┌─ Data records

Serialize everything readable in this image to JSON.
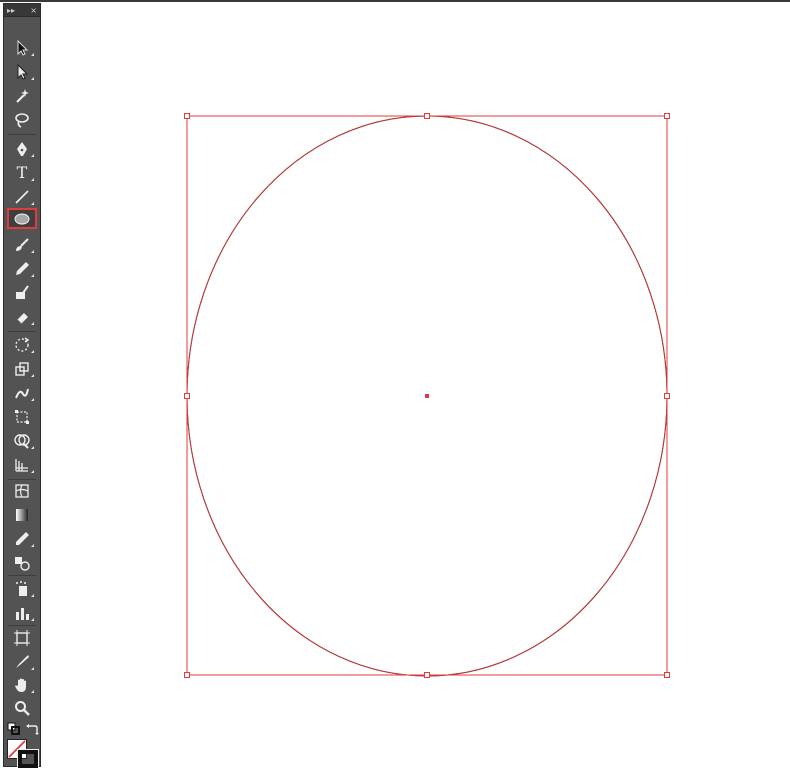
{
  "toolbar": {
    "header": {
      "expand_label": "▸▸",
      "close_label": "×"
    },
    "tools": [
      {
        "name": "selection-tool",
        "icon": "arrow-icon"
      },
      {
        "name": "direct-selection-tool",
        "icon": "hollow-arrow-icon"
      },
      {
        "name": "magic-wand-tool",
        "icon": "magic-wand-icon"
      },
      {
        "name": "lasso-tool",
        "icon": "lasso-icon"
      },
      {
        "name": "pen-tool",
        "icon": "pen-nib-icon"
      },
      {
        "name": "type-tool",
        "icon": "type-icon",
        "glyph": "T"
      },
      {
        "name": "line-segment-tool",
        "icon": "line-icon"
      },
      {
        "name": "ellipse-tool",
        "icon": "ellipse-icon",
        "active": true
      },
      {
        "name": "paintbrush-tool",
        "icon": "paintbrush-icon"
      },
      {
        "name": "pencil-tool",
        "icon": "pencil-icon"
      },
      {
        "name": "blob-brush-tool",
        "icon": "blob-brush-icon"
      },
      {
        "name": "eraser-tool",
        "icon": "eraser-icon"
      },
      {
        "name": "rotate-tool",
        "icon": "rotate-icon"
      },
      {
        "name": "scale-tool",
        "icon": "scale-icon"
      },
      {
        "name": "warp-tool",
        "icon": "warp-icon"
      },
      {
        "name": "free-transform-tool",
        "icon": "free-transform-icon"
      },
      {
        "name": "shape-builder-tool",
        "icon": "shape-builder-icon"
      },
      {
        "name": "perspective-grid-tool",
        "icon": "perspective-grid-icon"
      },
      {
        "name": "mesh-tool",
        "icon": "mesh-icon"
      },
      {
        "name": "gradient-tool",
        "icon": "gradient-icon"
      },
      {
        "name": "eyedropper-tool",
        "icon": "eyedropper-icon"
      },
      {
        "name": "blend-tool",
        "icon": "blend-icon"
      },
      {
        "name": "symbol-sprayer-tool",
        "icon": "symbol-sprayer-icon"
      },
      {
        "name": "column-graph-tool",
        "icon": "column-graph-icon"
      },
      {
        "name": "artboard-tool",
        "icon": "artboard-icon"
      },
      {
        "name": "slice-tool",
        "icon": "slice-icon"
      },
      {
        "name": "hand-tool",
        "icon": "hand-icon"
      },
      {
        "name": "zoom-tool",
        "icon": "magnifier-icon"
      }
    ],
    "fill_stroke": {
      "fill": "none",
      "stroke_color": "#000000"
    }
  },
  "canvas": {
    "shape": "ellipse",
    "selection_color": "#e23b3b",
    "stroke_color": "#1a1a1a"
  }
}
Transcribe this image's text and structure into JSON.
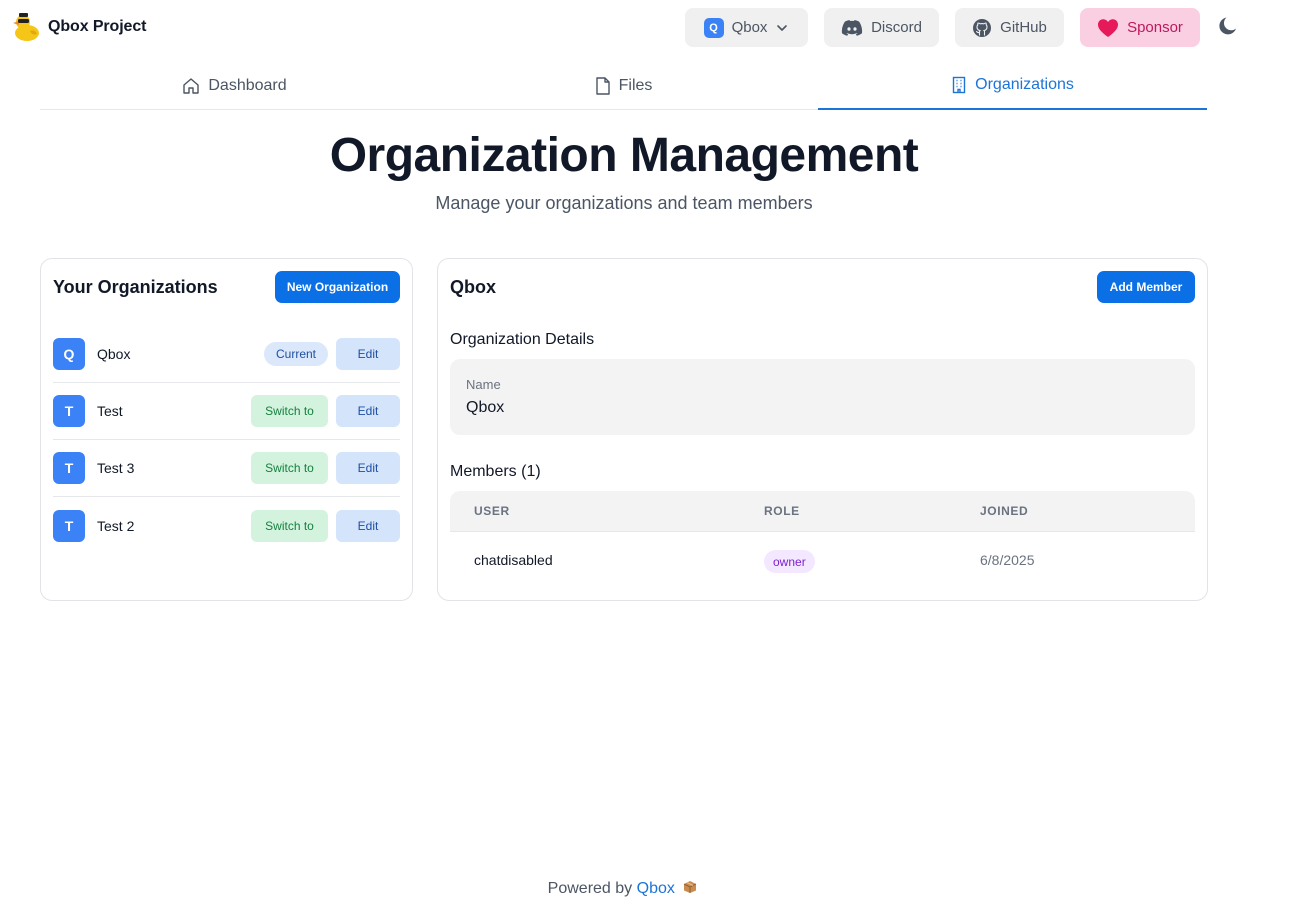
{
  "header": {
    "brand": "Qbox Project",
    "org_selector": {
      "initial": "Q",
      "label": "Qbox"
    },
    "discord_label": "Discord",
    "github_label": "GitHub",
    "sponsor_label": "Sponsor"
  },
  "tabs": [
    {
      "label": "Dashboard",
      "icon": "home-icon"
    },
    {
      "label": "Files",
      "icon": "file-icon"
    },
    {
      "label": "Organizations",
      "icon": "building-icon",
      "active": true
    }
  ],
  "page": {
    "title": "Organization Management",
    "subtitle": "Manage your organizations and team members"
  },
  "organizations_panel": {
    "title": "Your Organizations",
    "new_button": "New Organization",
    "items": [
      {
        "initial": "Q",
        "name": "Qbox",
        "status": "Current",
        "edit": "Edit"
      },
      {
        "initial": "T",
        "name": "Test",
        "action": "Switch to",
        "edit": "Edit"
      },
      {
        "initial": "T",
        "name": "Test 3",
        "action": "Switch to",
        "edit": "Edit"
      },
      {
        "initial": "T",
        "name": "Test 2",
        "action": "Switch to",
        "edit": "Edit"
      }
    ]
  },
  "detail_panel": {
    "title": "Qbox",
    "add_member_button": "Add Member",
    "details_heading": "Organization Details",
    "name_label": "Name",
    "name_value": "Qbox",
    "members_heading": "Members (1)",
    "columns": [
      "USER",
      "ROLE",
      "JOINED"
    ],
    "members": [
      {
        "user": "chatdisabled",
        "role": "owner",
        "joined": "6/8/2025"
      }
    ]
  },
  "footer": {
    "prefix": "Powered by",
    "link": "Qbox"
  },
  "colors": {
    "accent": "#0b6fe6",
    "sponsor_bg": "#fbcfe2",
    "switch_bg": "#d4f3df",
    "edit_bg": "#d4e4fb"
  }
}
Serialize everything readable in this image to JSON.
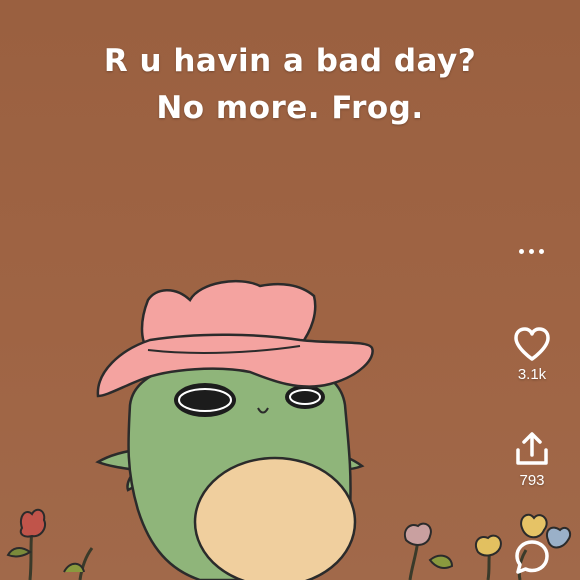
{
  "video": {
    "caption_line1": "R u havin a bad day?",
    "caption_line2": "No more. Frog.",
    "background_color": "#9e6343"
  },
  "actions": {
    "more_icon": "more-horizontal-icon",
    "like": {
      "icon": "heart-outline-icon",
      "count": "3.1k"
    },
    "share": {
      "icon": "share-icon",
      "count": "793"
    },
    "comment": {
      "icon": "comment-bubble-icon"
    }
  },
  "colors": {
    "frog": "#8fb57a",
    "frog_belly": "#f0cf9e",
    "hat": "#f4a3a0",
    "outline": "#2b2b2b",
    "text": "#ffffff"
  }
}
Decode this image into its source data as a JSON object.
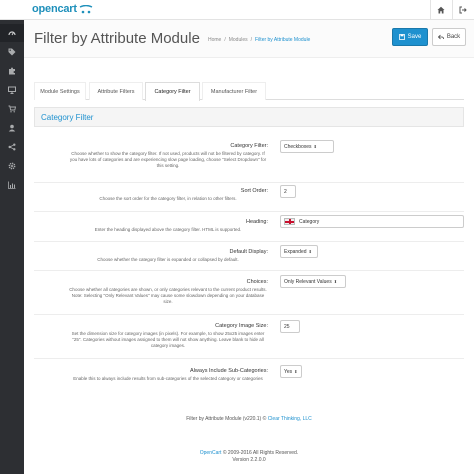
{
  "header": {
    "logo_text": "opencart",
    "home_icon": "home-icon",
    "logout_icon": "sign-out-icon"
  },
  "sidebar": {
    "items": [
      {
        "icon": "dashboard-icon"
      },
      {
        "icon": "tags-icon"
      },
      {
        "icon": "puzzle-icon"
      },
      {
        "icon": "desktop-icon"
      },
      {
        "icon": "cart-icon"
      },
      {
        "icon": "user-icon"
      },
      {
        "icon": "share-icon"
      },
      {
        "icon": "cog-icon"
      },
      {
        "icon": "bar-chart-icon"
      }
    ]
  },
  "page": {
    "title": "Filter by Attribute Module",
    "breadcrumb": [
      "Home",
      "Modules",
      "Filter by Attribute Module"
    ],
    "breadcrumb_sep": "/",
    "save_label": "Save",
    "back_label": "Back"
  },
  "tabs": [
    {
      "label": "Module Settings"
    },
    {
      "label": "Attribute Filters"
    },
    {
      "label": "Category Filter",
      "active": true
    },
    {
      "label": "Manufacturer Filter"
    }
  ],
  "panel": {
    "title": "Category Filter"
  },
  "form": {
    "category_filter": {
      "label": "Category Filter:",
      "help": "Choose whether to show the category filter. If not used, products will not be filtered by category. If you have lots of categories and are experiencing slow page loading, choose \"Select Dropdown\" for this setting.",
      "value": "Checkboxes"
    },
    "sort_order": {
      "label": "Sort Order:",
      "help": "Choose the sort order for the category filter, in relation to other filters.",
      "value": "2"
    },
    "heading": {
      "label": "Heading:",
      "help": "Enter the heading displayed above the category filter. HTML is supported.",
      "value": "Category"
    },
    "default_display": {
      "label": "Default Display:",
      "help": "Choose whether the category filter is expanded or collapsed by default.",
      "value": "Expanded"
    },
    "choices": {
      "label": "Choices:",
      "help": "Choose whether all categories are shown, or only categories relevant to the current product results. Note: Selecting \"Only Relevant Values\" may cause some slowdown depending on your database size.",
      "value": "Only Relevant Values"
    },
    "image_size": {
      "label": "Category Image Size:",
      "help": "Set the dimension size for category images (in pixels). For example, to show 25x25 images enter \"25\". Categories without images assigned to them will not show anything. Leave blank to hide all category images.",
      "value": "25"
    },
    "include_sub": {
      "label": "Always Include Sub-Categories:",
      "help": "Enable this to always include results from sub-categories of the selected category or categories",
      "value": "Yes"
    }
  },
  "module_footer": {
    "text": "Filter by Attribute Module (v220.1) ©",
    "link": "Clear Thinking, LLC"
  },
  "footer": {
    "link": "OpenCart",
    "copyright": "© 2009-2016 All Rights Reserved.",
    "version": "Version 2.2.0.0"
  }
}
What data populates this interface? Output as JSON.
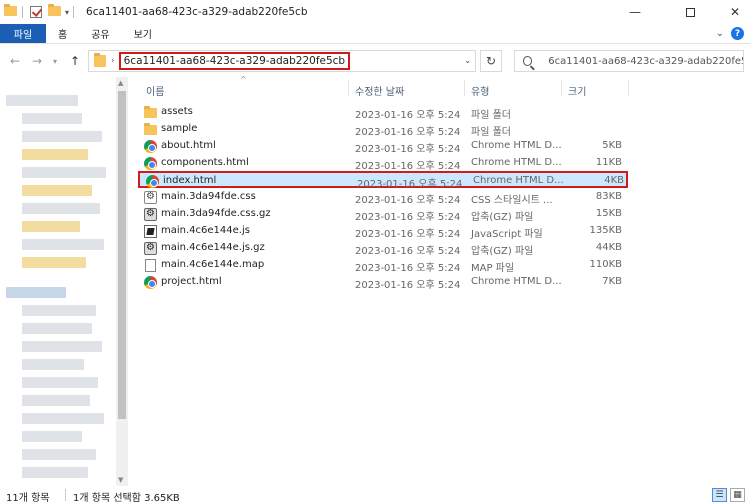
{
  "window": {
    "title": "6ca11401-aa68-423c-a329-adab220fe5cb",
    "minimize": "—",
    "close": "✕"
  },
  "ribbon": {
    "tabs": [
      "파일",
      "홈",
      "공유",
      "보기"
    ],
    "help": "?"
  },
  "address": {
    "path": "6ca11401-aa68-423c-a329-adab220fe5cb",
    "search_placeholder": "6ca11401-aa68-423c-a329-adab220fe5c..."
  },
  "columns": {
    "name": "이름",
    "modified": "수정한 날짜",
    "type": "유형",
    "size": "크기"
  },
  "files": [
    {
      "name": "assets",
      "modified": "2023-01-16 오후 5:24",
      "type": "파일 폴더",
      "size": "",
      "icon": "folder"
    },
    {
      "name": "sample",
      "modified": "2023-01-16 오후 5:24",
      "type": "파일 폴더",
      "size": "",
      "icon": "folder"
    },
    {
      "name": "about.html",
      "modified": "2023-01-16 오후 5:24",
      "type": "Chrome HTML D...",
      "size": "5KB",
      "icon": "chrome"
    },
    {
      "name": "components.html",
      "modified": "2023-01-16 오후 5:24",
      "type": "Chrome HTML D...",
      "size": "11KB",
      "icon": "chrome"
    },
    {
      "name": "index.html",
      "modified": "2023-01-16 오후 5:24",
      "type": "Chrome HTML D...",
      "size": "4KB",
      "icon": "chrome",
      "selected": true
    },
    {
      "name": "main.3da94fde.css",
      "modified": "2023-01-16 오후 5:24",
      "type": "CSS 스타일시트 ...",
      "size": "83KB",
      "icon": "gear"
    },
    {
      "name": "main.3da94fde.css.gz",
      "modified": "2023-01-16 오후 5:24",
      "type": "압축(GZ) 파일",
      "size": "15KB",
      "icon": "zip"
    },
    {
      "name": "main.4c6e144e.js",
      "modified": "2023-01-16 오후 5:24",
      "type": "JavaScript 파일",
      "size": "135KB",
      "icon": "js"
    },
    {
      "name": "main.4c6e144e.js.gz",
      "modified": "2023-01-16 오후 5:24",
      "type": "압축(GZ) 파일",
      "size": "44KB",
      "icon": "zip"
    },
    {
      "name": "main.4c6e144e.map",
      "modified": "2023-01-16 오후 5:24",
      "type": "MAP 파일",
      "size": "110KB",
      "icon": "doc"
    },
    {
      "name": "project.html",
      "modified": "2023-01-16 오후 5:24",
      "type": "Chrome HTML D...",
      "size": "7KB",
      "icon": "chrome"
    }
  ],
  "status": {
    "count": "11개 항목",
    "selection": "1개 항목 선택함 3.65KB"
  },
  "colors": {
    "selection_outline": "#d31a1a",
    "selection_fill": "#cce8ff",
    "file_tab": "#1a5fb4",
    "folder": "#f6c45a"
  }
}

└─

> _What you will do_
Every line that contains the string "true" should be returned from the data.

> _Task result_
        "active": true
      "active": true
      "active": true
      "selected": true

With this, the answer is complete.